*WHAT IS NEEDED*:
From the entries below, gather each line containing the word "with".

[Opening EXERCISE MATERIAL section]

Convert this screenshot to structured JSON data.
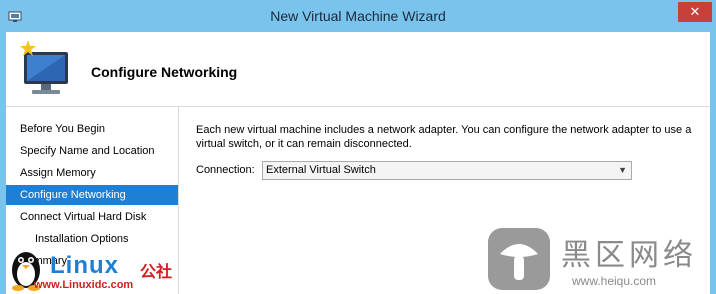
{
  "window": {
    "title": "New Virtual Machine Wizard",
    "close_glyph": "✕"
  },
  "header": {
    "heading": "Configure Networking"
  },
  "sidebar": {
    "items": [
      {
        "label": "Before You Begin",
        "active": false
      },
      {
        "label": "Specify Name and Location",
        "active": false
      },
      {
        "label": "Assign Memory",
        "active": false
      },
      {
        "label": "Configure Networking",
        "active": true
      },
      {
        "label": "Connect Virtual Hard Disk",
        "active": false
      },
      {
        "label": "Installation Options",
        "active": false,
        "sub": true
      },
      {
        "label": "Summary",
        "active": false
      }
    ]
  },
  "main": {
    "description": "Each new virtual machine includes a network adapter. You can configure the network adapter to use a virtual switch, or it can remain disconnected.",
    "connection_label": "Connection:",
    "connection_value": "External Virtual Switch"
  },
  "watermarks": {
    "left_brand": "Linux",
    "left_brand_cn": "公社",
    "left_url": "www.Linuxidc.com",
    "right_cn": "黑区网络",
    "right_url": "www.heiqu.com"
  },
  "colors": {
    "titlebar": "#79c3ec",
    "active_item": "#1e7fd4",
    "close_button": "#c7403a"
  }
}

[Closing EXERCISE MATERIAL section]
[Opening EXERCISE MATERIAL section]

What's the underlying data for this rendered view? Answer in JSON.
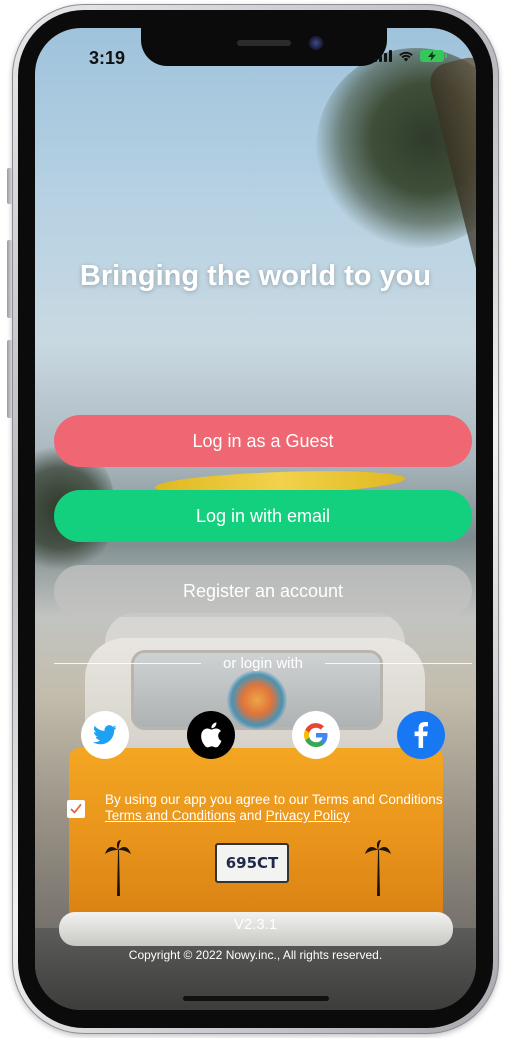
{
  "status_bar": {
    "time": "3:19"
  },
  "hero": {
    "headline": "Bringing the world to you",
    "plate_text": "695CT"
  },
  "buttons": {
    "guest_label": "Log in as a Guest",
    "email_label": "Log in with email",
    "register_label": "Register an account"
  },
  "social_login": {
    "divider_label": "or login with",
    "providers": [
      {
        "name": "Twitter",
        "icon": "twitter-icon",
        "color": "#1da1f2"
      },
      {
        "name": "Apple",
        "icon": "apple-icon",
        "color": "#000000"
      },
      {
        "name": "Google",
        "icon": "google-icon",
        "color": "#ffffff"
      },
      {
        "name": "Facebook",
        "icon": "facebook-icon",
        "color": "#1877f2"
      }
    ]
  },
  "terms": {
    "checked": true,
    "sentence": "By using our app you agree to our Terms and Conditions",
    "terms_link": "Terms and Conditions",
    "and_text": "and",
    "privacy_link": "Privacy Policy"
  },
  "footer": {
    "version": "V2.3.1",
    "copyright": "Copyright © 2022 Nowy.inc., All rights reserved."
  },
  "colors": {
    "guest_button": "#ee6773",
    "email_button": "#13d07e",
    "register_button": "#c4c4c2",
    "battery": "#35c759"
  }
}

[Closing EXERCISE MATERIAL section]

*PROBLEM SOLUTION*:
    "email_label": "Log in with email",
    "divider_label": "or login with",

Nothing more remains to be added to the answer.